● **What you are asked to do**: Using the string "java" as the key, pull each matching line out of the records below.

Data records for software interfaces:
########
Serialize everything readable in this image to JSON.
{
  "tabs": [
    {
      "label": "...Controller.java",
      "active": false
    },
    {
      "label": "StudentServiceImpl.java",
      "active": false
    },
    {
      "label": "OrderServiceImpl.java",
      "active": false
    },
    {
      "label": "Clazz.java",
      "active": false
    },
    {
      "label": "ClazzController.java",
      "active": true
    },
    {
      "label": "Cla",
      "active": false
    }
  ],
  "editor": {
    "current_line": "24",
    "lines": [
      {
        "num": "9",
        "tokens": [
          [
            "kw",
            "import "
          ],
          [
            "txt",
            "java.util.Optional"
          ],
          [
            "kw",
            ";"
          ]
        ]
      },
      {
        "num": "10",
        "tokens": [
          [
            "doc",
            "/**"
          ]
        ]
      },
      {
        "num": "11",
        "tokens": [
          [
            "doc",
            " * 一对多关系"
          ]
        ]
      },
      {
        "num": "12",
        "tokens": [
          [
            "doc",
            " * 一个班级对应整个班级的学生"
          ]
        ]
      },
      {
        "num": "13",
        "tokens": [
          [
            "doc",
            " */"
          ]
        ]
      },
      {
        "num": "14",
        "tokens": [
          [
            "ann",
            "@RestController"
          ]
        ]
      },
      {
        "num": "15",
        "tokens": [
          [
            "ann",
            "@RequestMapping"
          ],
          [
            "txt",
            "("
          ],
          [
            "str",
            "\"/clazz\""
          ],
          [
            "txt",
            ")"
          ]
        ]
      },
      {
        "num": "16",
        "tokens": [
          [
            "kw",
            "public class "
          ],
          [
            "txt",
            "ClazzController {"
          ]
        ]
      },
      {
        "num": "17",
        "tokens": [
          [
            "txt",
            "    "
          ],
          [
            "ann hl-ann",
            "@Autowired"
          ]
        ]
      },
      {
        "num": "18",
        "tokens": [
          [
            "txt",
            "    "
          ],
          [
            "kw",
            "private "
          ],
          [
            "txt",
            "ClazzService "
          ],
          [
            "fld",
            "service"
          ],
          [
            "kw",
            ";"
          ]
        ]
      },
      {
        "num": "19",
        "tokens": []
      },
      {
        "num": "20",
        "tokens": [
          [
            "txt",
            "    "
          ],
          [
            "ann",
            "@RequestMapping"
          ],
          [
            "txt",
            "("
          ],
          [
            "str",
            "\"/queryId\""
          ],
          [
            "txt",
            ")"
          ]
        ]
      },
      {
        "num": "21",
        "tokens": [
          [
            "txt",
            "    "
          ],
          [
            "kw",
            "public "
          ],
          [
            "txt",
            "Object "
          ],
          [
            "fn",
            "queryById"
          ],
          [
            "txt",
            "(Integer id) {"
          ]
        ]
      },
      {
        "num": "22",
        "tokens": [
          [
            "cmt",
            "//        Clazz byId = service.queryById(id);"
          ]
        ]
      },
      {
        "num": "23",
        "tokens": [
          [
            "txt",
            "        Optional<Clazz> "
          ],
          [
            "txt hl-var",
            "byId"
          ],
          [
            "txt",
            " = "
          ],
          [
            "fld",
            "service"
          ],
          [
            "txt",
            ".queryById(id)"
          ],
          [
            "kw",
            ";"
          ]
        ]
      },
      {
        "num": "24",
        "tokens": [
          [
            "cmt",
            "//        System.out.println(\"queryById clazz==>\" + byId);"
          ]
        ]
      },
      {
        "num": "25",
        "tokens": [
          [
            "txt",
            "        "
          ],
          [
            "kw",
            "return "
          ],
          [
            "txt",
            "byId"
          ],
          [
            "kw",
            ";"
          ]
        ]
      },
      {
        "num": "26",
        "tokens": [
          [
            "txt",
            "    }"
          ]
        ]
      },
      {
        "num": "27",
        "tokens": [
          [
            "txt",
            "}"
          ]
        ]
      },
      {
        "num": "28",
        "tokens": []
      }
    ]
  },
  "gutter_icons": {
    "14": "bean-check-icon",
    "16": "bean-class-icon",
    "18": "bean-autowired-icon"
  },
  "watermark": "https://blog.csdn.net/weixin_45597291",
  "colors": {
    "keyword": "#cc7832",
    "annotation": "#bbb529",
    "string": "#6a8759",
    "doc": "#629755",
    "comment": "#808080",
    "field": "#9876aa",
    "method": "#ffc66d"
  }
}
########
● **Exercise answer**:
      "label": "...Controller.java",
      "label": "StudentServiceImpl.java",
      "label": "OrderServiceImpl.java",
      "label": "Clazz.java",
      "label": "ClazzController.java",
            "java.util.Optional"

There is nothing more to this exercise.